Let’s talk potty training. As with most transitions, Capri was a breeze and Walker took more work.
With Capri, we did the 3-day bare butt thing and we were shocked at how easily she picked it up. With Walker, our nanny first recommended we start with him right after he turned 2, which felt too soon to me but was willing to let her give it a try. I’d say the first attempt got him to about 75% potty trained, but we ended up deciding it was too soon. He was essentially peeing on the floor on purpose for attention so we put him back in diapers. At age 2.5 during the summer, when the weather was warmer, we decided to go full force.
I genuinely think potty training details – when you start, if they’re ready, what process you use – is one of those things that depends on the kid, but I’ve heard 2-3 is a good age to start for most kids. Boys are usually on the latter side.
Here’s what worked for us:
+ Books for everyone
We read this book before we started anything with Capri and ended up doing the 3-day bare butt training method. However, that book was super helpful on a subject Paul and I had no idea about.
+ Clear the weekend
Since we did the bare butt thing, we made sure we had ZERO plans over those 3 days. I had heard from friends how dedicated you had to be and that it was more successful when you could be on call for the potty every 20 minutes. I got a bunch of activities, art projects, and things to do around the house. You will spend A TON of time either in the bathroom waiting for them to go, reminding them to go, or cleaning up messes, so don’t make plans and your life will be easier.
+ Let them pick big kid underwear
This was more incentive for Capri than Walker since she cares more about clothes. We let both of them choose their own big kid underwear before we started so they’d be excited.
+ Set reminders
Honestly this is the worst part of the process, IMO. We had to remind the kids to go to the bathroom every 20 minutes. Our nanny recommended this timer watch with Walker, which meant we didn’t have to set an alarm 10000x a day – and he liked it. We had him wear this for a couple of months after he was ‘trained’ because it takes time to get them fully used to trying often.
+ Give rewards
What worked for us was giving the kids treats every. single. time. they used the potty during the naked weekend. Capri also liked this chart, so I think it depends on what motivates your kid. After she filled it out, she got to pick a present.
+ Make it accessible
I highly suggest choosing a bathroom near where your family spends most of the days to be ‘the potty’ during training.

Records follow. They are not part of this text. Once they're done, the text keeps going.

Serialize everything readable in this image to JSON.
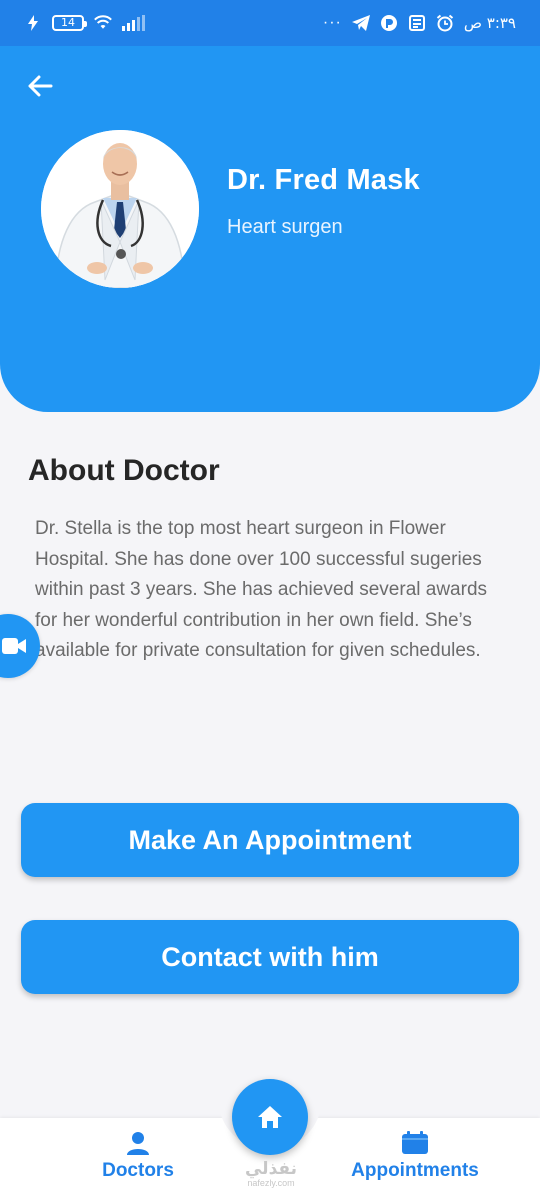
{
  "status_bar": {
    "time": "٣:٣٩ ص",
    "battery": "14",
    "more": "···"
  },
  "header": {
    "back_icon": "arrow-left-icon",
    "doctor_name": "Dr. Fred Mask",
    "specialty": "Heart surgen"
  },
  "about": {
    "title": "About Doctor",
    "text": "Dr. Stella is the top most heart surgeon in Flower Hospital. She has done over 100 successful sugeries within past 3 years. She has achieved several awards for her wonderful contribution in her own field. She’s available for private consultation for given schedules."
  },
  "buttons": {
    "appointment": "Make An Appointment",
    "contact": "Contact with him"
  },
  "bottom_nav": {
    "doctors": "Doctors",
    "appointments": "Appointments",
    "home_icon": "home-icon"
  },
  "watermark": {
    "arabic": "نفذلي",
    "latin": "nafezly.com"
  },
  "colors": {
    "primary": "#2196f3",
    "status_bar": "#2181e8",
    "background": "#f5f5f8",
    "title_text": "#262626",
    "body_text": "#6b6b6b"
  }
}
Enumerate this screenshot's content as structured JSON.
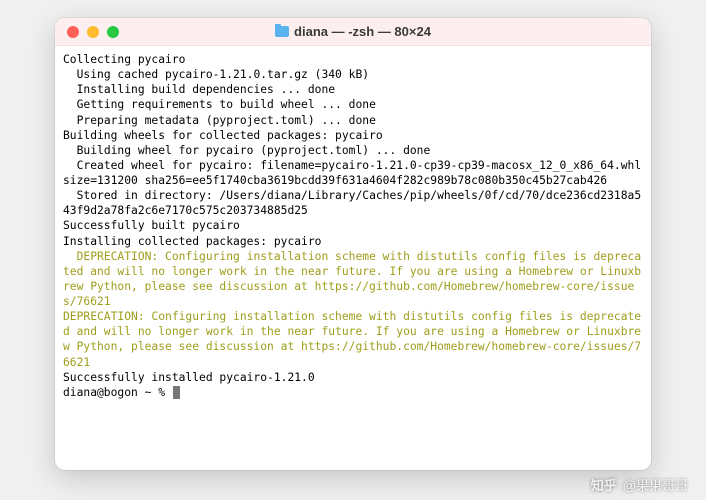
{
  "window": {
    "title": "diana — -zsh — 80×24"
  },
  "terminal": {
    "lines": [
      {
        "text": "Collecting pycairo",
        "cls": ""
      },
      {
        "text": "  Using cached pycairo-1.21.0.tar.gz (340 kB)",
        "cls": ""
      },
      {
        "text": "  Installing build dependencies ... done",
        "cls": ""
      },
      {
        "text": "  Getting requirements to build wheel ... done",
        "cls": ""
      },
      {
        "text": "  Preparing metadata (pyproject.toml) ... done",
        "cls": ""
      },
      {
        "text": "Building wheels for collected packages: pycairo",
        "cls": ""
      },
      {
        "text": "  Building wheel for pycairo (pyproject.toml) ... done",
        "cls": ""
      },
      {
        "text": "  Created wheel for pycairo: filename=pycairo-1.21.0-cp39-cp39-macosx_12_0_x86_64.whl size=131200 sha256=ee5f1740cba3619bcdd39f631a4604f282c989b78c080b350c45b27cab426",
        "cls": ""
      },
      {
        "text": "  Stored in directory: /Users/diana/Library/Caches/pip/wheels/0f/cd/70/dce236cd2318a543f9d2a78fa2c6e7170c575c203734885d25",
        "cls": ""
      },
      {
        "text": "Successfully built pycairo",
        "cls": ""
      },
      {
        "text": "Installing collected packages: pycairo",
        "cls": ""
      },
      {
        "text": "  DEPRECATION: Configuring installation scheme with distutils config files is deprecated and will no longer work in the near future. If you are using a Homebrew or Linuxbrew Python, please see discussion at https://github.com/Homebrew/homebrew-core/issues/76621",
        "cls": "yellow"
      },
      {
        "text": "DEPRECATION: Configuring installation scheme with distutils config files is deprecated and will no longer work in the near future. If you are using a Homebrew or Linuxbrew Python, please see discussion at https://github.com/Homebrew/homebrew-core/issues/76621",
        "cls": "yellow"
      },
      {
        "text": "Successfully installed pycairo-1.21.0",
        "cls": ""
      }
    ],
    "prompt": "diana@bogon ~ % "
  },
  "watermark": {
    "logo": "知乎",
    "text": "@果果哥哥"
  }
}
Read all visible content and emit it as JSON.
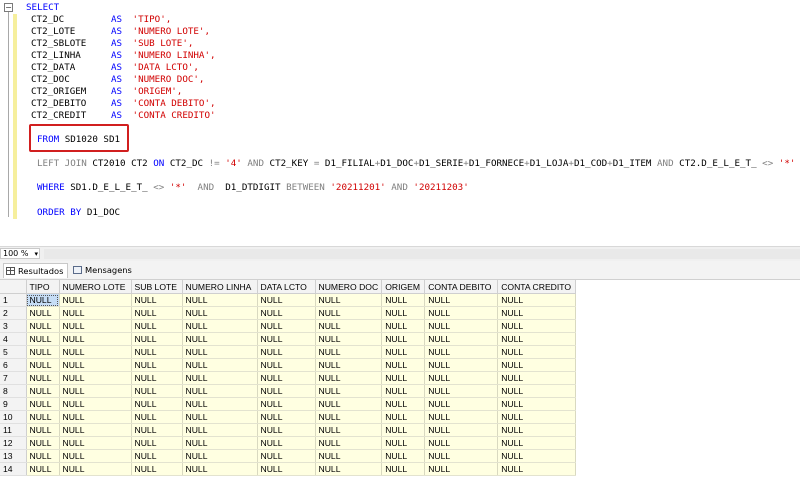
{
  "editor": {
    "select_kw": "SELECT",
    "as_kw": "AS",
    "columns": [
      {
        "field": "CT2_DC",
        "alias": "'TIPO',"
      },
      {
        "field": "CT2_LOTE",
        "alias": "'NUMERO LOTE',"
      },
      {
        "field": "CT2_SBLOTE",
        "alias": "'SUB LOTE',"
      },
      {
        "field": "CT2_LINHA",
        "alias": "'NUMERO LINHA',"
      },
      {
        "field": "CT2_DATA",
        "alias": "'DATA LCTO',"
      },
      {
        "field": "CT2_DOC",
        "alias": "'NUMERO DOC',"
      },
      {
        "field": "CT2_ORIGEM",
        "alias": "'ORIGEM',"
      },
      {
        "field": "CT2_DEBITO",
        "alias": "'CONTA DEBITO',"
      },
      {
        "field": "CT2_CREDIT",
        "alias": "'CONTA CREDITO'"
      }
    ],
    "from_kw": "FROM",
    "from_table": "SD1020 SD1",
    "join_kw": "LEFT JOIN",
    "join_table": "CT2010 CT2",
    "on_kw": "ON",
    "join_cond_a": "CT2_DC",
    "neq": "!=",
    "str_4": "'4'",
    "and_kw": "AND",
    "join_key": "CT2_KEY",
    "eq": "=",
    "concat_fields": [
      "D1_FILIAL",
      "D1_DOC",
      "D1_SERIE",
      "D1_FORNECE",
      "D1_LOJA",
      "D1_COD",
      "D1_ITEM"
    ],
    "plus": "+",
    "del_field": "CT2.D_E_L_E_T_",
    "ne": "<>",
    "str_star": "'*'",
    "where_kw": "WHERE",
    "where_field": "SD1.D_E_L_E_T_",
    "dtdigit": "D1_DTDIGIT",
    "between_kw": "BETWEEN",
    "date_from": "'20211201'",
    "date_to": "'20211203'",
    "order_kw": "ORDER BY",
    "order_field": "D1_DOC"
  },
  "zoom": {
    "value": "100 %"
  },
  "tabs": [
    {
      "label": "Resultados"
    },
    {
      "label": "Mensagens"
    }
  ],
  "grid": {
    "headers": [
      "TIPO",
      "NUMERO LOTE",
      "SUB LOTE",
      "NUMERO LINHA",
      "DATA LCTO",
      "NUMERO DOC",
      "ORIGEM",
      "CONTA DEBITO",
      "CONTA CREDITO"
    ],
    "row_numbers": [
      "1",
      "2",
      "3",
      "4",
      "5",
      "6",
      "7",
      "8",
      "9",
      "10",
      "11",
      "12",
      "13",
      "14"
    ],
    "cell_value": "NULL"
  }
}
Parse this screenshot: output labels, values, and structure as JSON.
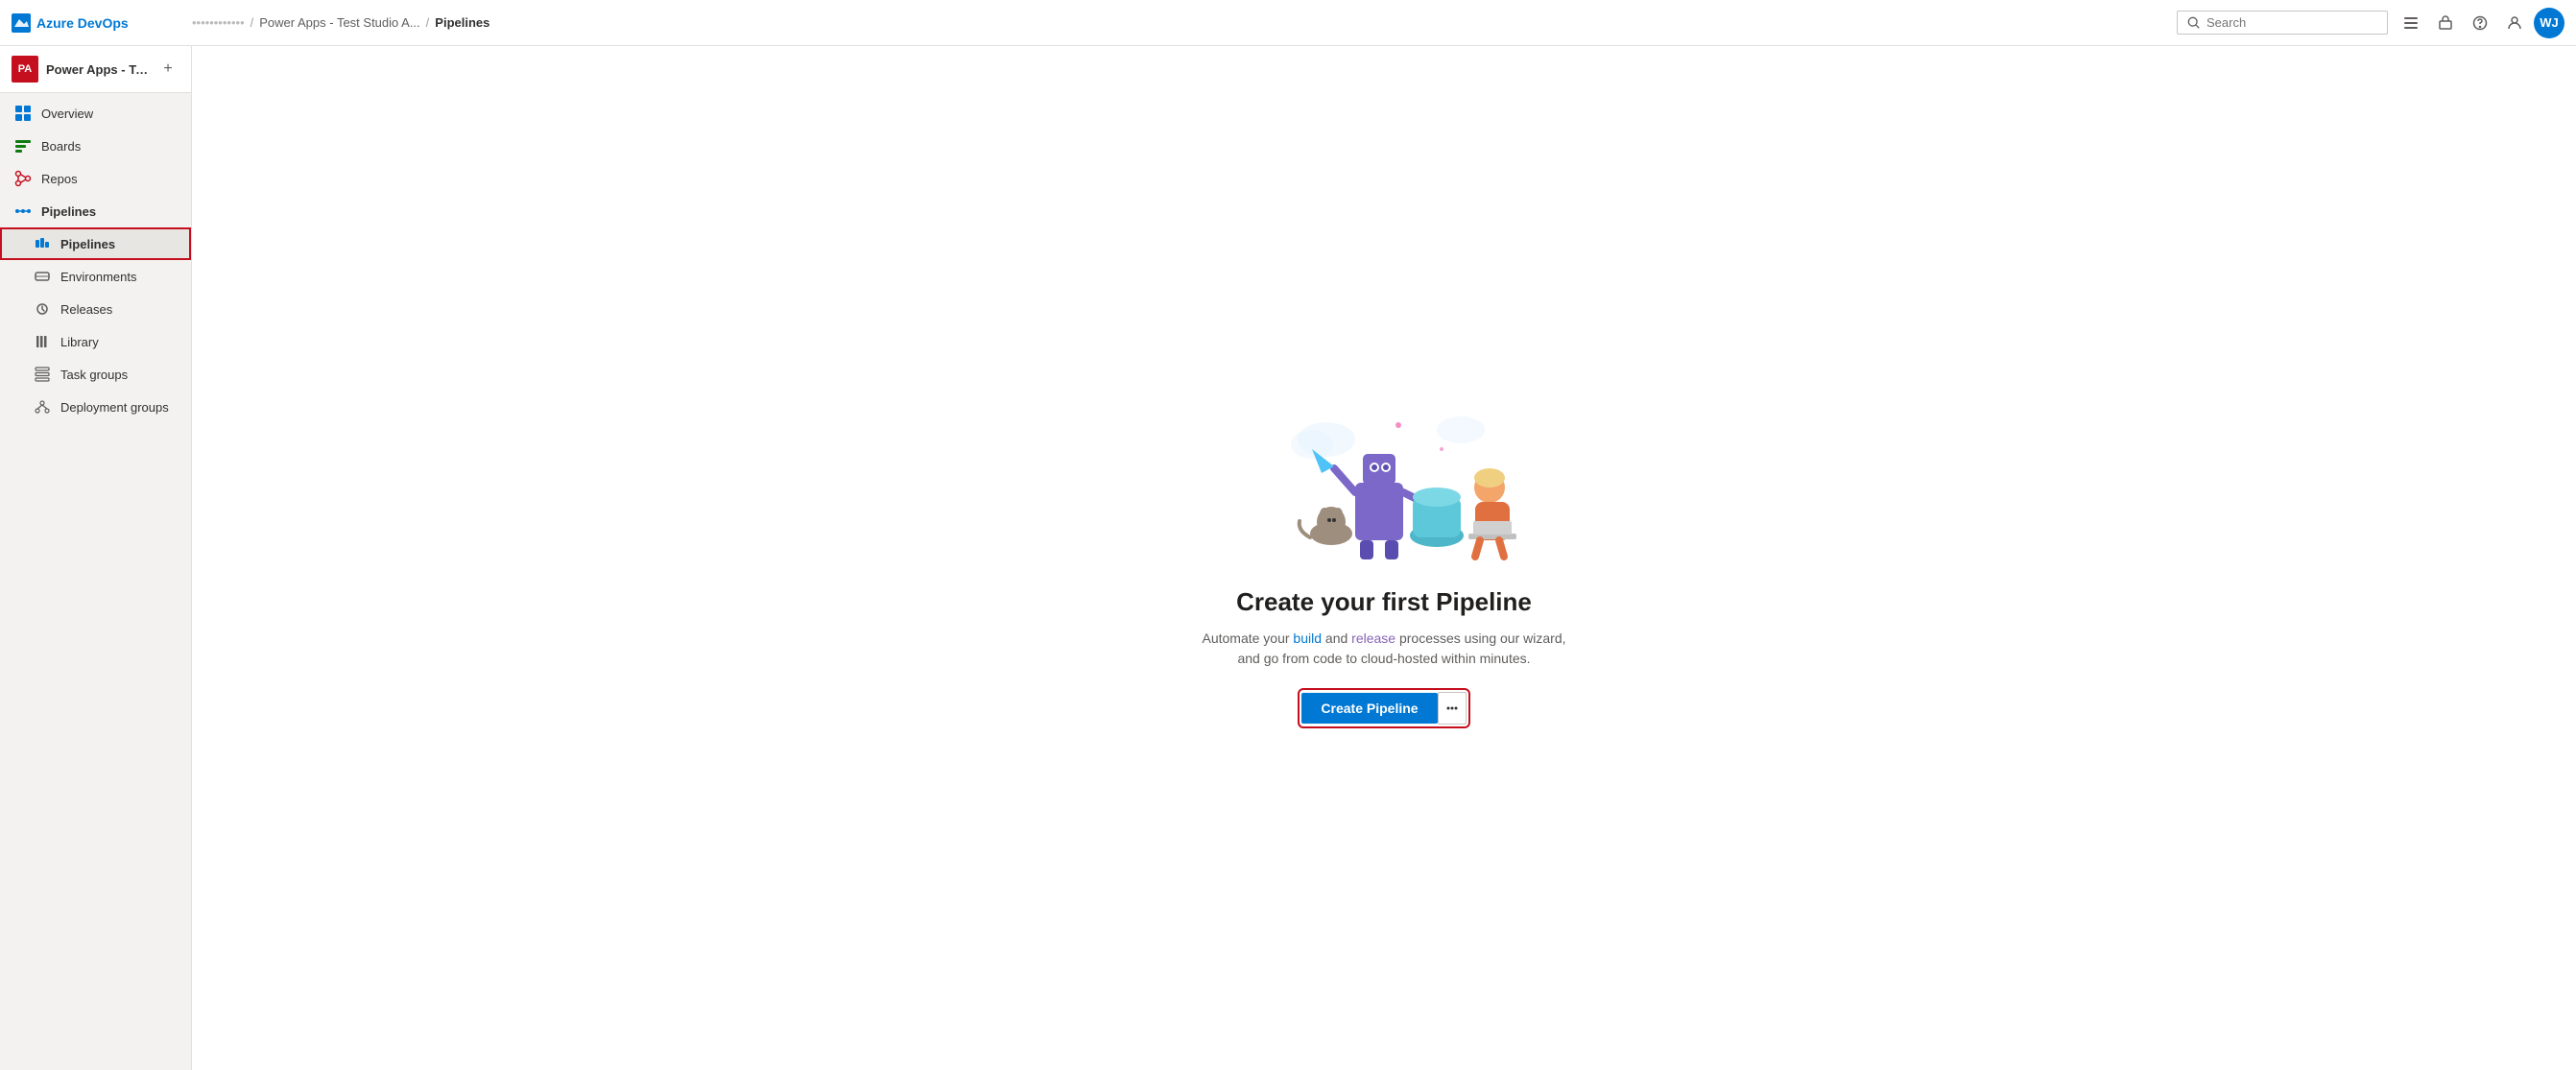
{
  "app": {
    "name": "Azure DevOps",
    "logo_color": "#0078d4"
  },
  "topbar": {
    "org_name": "••••••••••••",
    "breadcrumb": [
      {
        "label": "Power Apps - Test Studio A..."
      },
      {
        "label": "Pipelines"
      }
    ],
    "search_placeholder": "Search",
    "actions": {
      "settings_label": "Settings",
      "notifications_label": "Notifications",
      "help_label": "Help",
      "profile_label": "Profile",
      "avatar_initials": "WJ"
    }
  },
  "sidebar": {
    "project_icon": "PA",
    "project_name": "Power Apps - Test Stud...",
    "add_button_label": "+",
    "nav": {
      "overview_label": "Overview",
      "boards_label": "Boards",
      "repos_label": "Repos",
      "pipelines_section_label": "Pipelines",
      "pipelines_item_label": "Pipelines",
      "environments_label": "Environments",
      "releases_label": "Releases",
      "library_label": "Library",
      "task_groups_label": "Task groups",
      "deployment_groups_label": "Deployment groups"
    }
  },
  "main": {
    "hero": {
      "title": "Create your first Pipeline",
      "subtitle_part1": "Automate your build",
      "subtitle_link1": "build",
      "subtitle_part2": " and release processes using our wizard, and go from code to cloud-hosted within minutes.",
      "subtitle_full": "Automate your build and release processes using our wizard, and go from code to cloud-hosted within minutes.",
      "create_button_label": "Create Pipeline",
      "more_button_label": "···"
    }
  }
}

We got the kids a ladder seat for them to access the toilet and be more comfortable. There are also kid’s toilet seat covers and mini toilets, so I think it’s just a matter of what suits your kid / bathroom situation. I was just not down to put a mini toilet in a room that a toilet would not be found in, such as the living room, kitchen, etc. We do have a mini toilet but it sits next to the “big” toilet in the bathroom.
+ Invest in a waterproof mattress pad & extra sheets
We put our kids in pull-ups at night and naptime while training because I have heard far too many stories of kids wetting the bed multiple times in one night. Absolutely not. I will say, both kids woke up with dry pullups after about a month. To me, that was worth not having to deal with accidents in the middle of the night. However, once they were done with the pullups, the waterproof mattress protectors and pads are a must.
+ Bring the potty everywhere
I swore I’d never be this mom, but here we are. This was MAJOR, especially with Walker, and we still bring our portable potty to this day in case we’re somewhere without a bathroom or only really gross public ones. You’d be surprised how often we use that damn thing in the trunk…